Message: Posted by: sleightofhander (Jun 27, 2007 11:27PM)
I would just look at the guy and say " what the hell is a hollow coin? "
Message: Posted by: Wes65 (Jun 28, 2007 12:34AM)
[quote]
On 2007-06-27 15:51, Jonathan Townsend wrote:
The item "Coin Go-Return" hit print in May of 1984 in Apocalypse magazine. The magazine was republished by L&L some time ago. Harry Lorayne may have bound volumes available for sale.

[/quote]

Is this a gaff or gimmick that is on the market or something that you have to make? I've Googled this and only came up with forum posts. Perhaps it goes by a different name now?
Message: Posted by: Jonathan Townsend (Jun 28, 2007 05:02AM)
The item is mine and it "goes by" the name given by the magazine's publisher who is not only still alive but a Café member if you want to contact him...

Try the magazine issue or the hardbound volume if you want that data. I really don't want any of my work (mechanics, not names) made accessible outside it's original or authorized (by ME) published source be it in print or here at the Café or wherever I put the item. Not sure if the Conjuring Arts Center as that magazine indexed yet for online search.

Isn't it a good thing that Google does not yet have indices for our magic magazine articles at ready access?

Or do we want any muggle to find things like the retention to EG, the "Flying Shuttle Pass", the EG2FP transfer etc at a quick search?
Message: Posted by: Mysterioii (Jun 28, 2007 12:49PM)
[quote]
On 2007-06-26 23:19, Jonathan Townsend wrote:
Joshua, your audience member offered the start of some useful feedback.
Can you ask them what specifically gives them that impression about a hollow coin being involved in the routine? Narrow it down to what they see as the telltale and then you have something to consider re-strucurting.[/quote]

Maybe it's something like this:

1. The guy is smart.
2. The guy might not believe in real magic, might have a subscription to Scientific American or the Skeptical Inquirer, or is signed up for Randi's newsletter, or he's an athiest or is in some other way unwilling to believe that you're a deity or sorceror capable of performing true miracles.

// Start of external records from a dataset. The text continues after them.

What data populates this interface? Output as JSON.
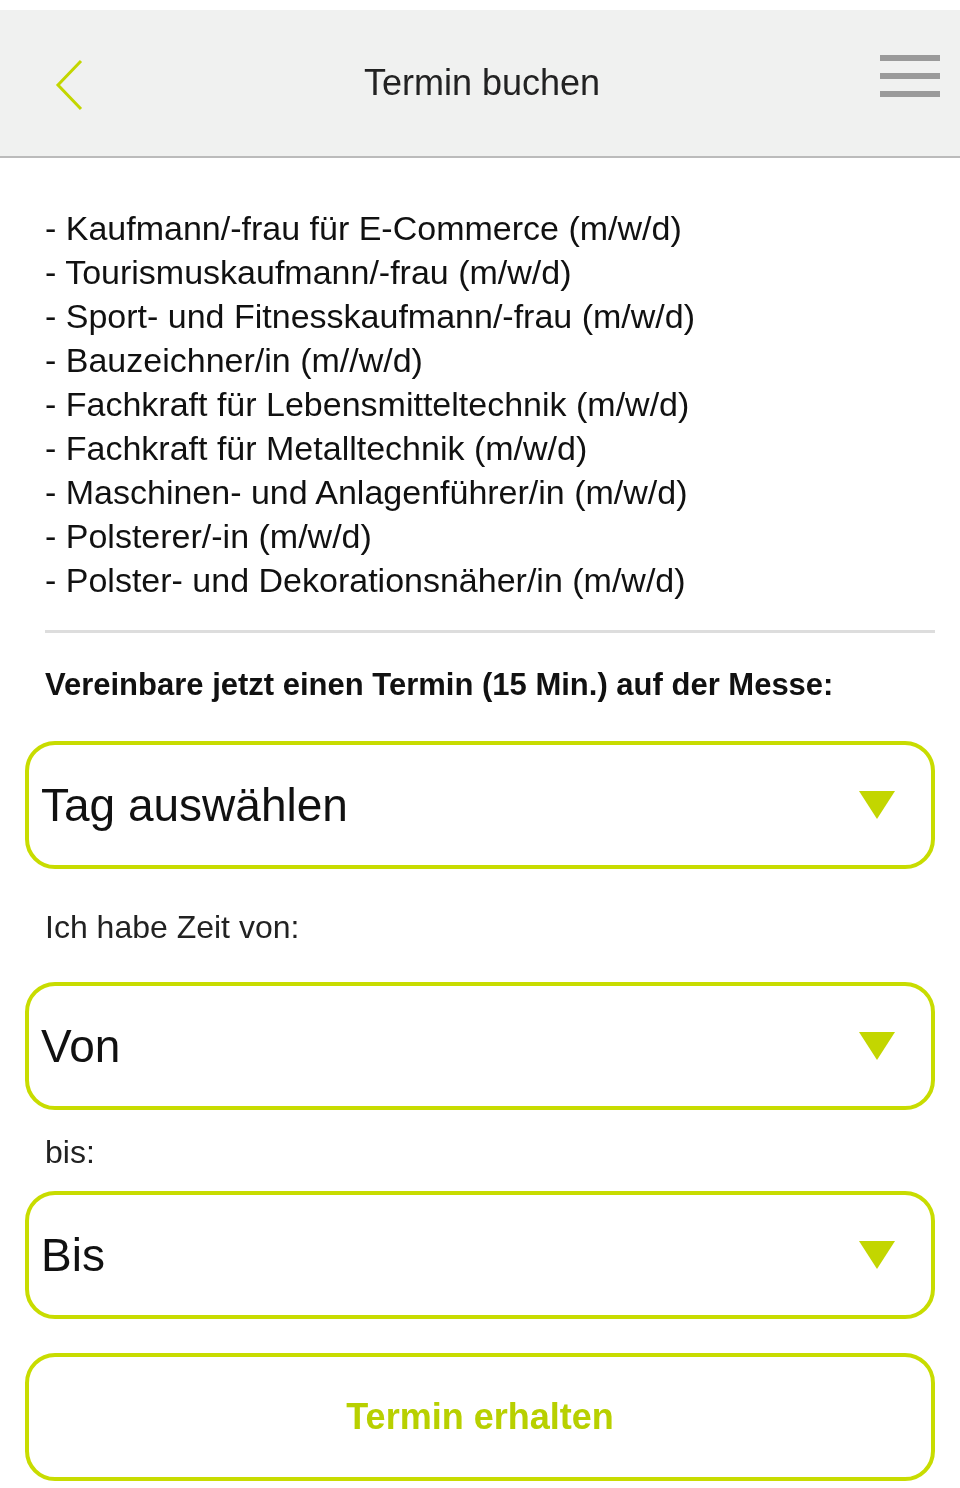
{
  "header": {
    "title": "Termin buchen"
  },
  "professions": [
    "- Kaufmann/-frau für E-Commerce (m/w/d)",
    "- Tourismuskaufmann/-frau (m/w/d)",
    "- Sport- und Fitnesskaufmann/-frau (m/w/d)",
    "- Bauzeichner/in (m//w/d)",
    "- Fachkraft für Lebensmitteltechnik (m/w/d)",
    "- Fachkraft für Metalltechnik (m/w/d)",
    "- Maschinen- und Anlagenführer/in (m/w/d)",
    "- Polsterer/-in (m/w/d)",
    "- Polster- und Dekorationsnäher/in (m/w/d)"
  ],
  "booking_heading": "Vereinbare jetzt einen Termin (15 Min.) auf der Messe:",
  "form": [
    {
      "kind": "select",
      "value": "Tag auswählen"
    },
    {
      "kind": "label",
      "text": "Ich habe Zeit von:"
    },
    {
      "kind": "select",
      "value": "Von"
    },
    {
      "kind": "label",
      "text": "bis:"
    },
    {
      "kind": "select",
      "value": "Bis"
    }
  ],
  "submit_button": "Termin erhalten"
}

That being the case, the possible solutions that suggest themselves are: sleight of hand, "some trick device", or a combination of both. I guess perhaps you could feel sleighted that he thought you used a trick coin instead of crediting you with sleight of hand skill. Keep in mind that while he might not "be a magician" he may have had a basic book of magic tricks or two as a kid. A lot of people did... especially intelligent, thinking, curious kids.
Message: Posted by: Jonathan Townsend (Jun 28, 2007 07:29PM)
[quote]
On 2007-06-28 13:49, Mysterioii wrote:...
Maybe it's something like this:

1. The guy is smart.
2. The guy might not believe ...
[/quote]

You can ask them and find out directly if you have rapport with the person and express an honest openness to their opinion and feelings.

I get the best ideas from audience members who feel like sharing what they imagine or desire or believe.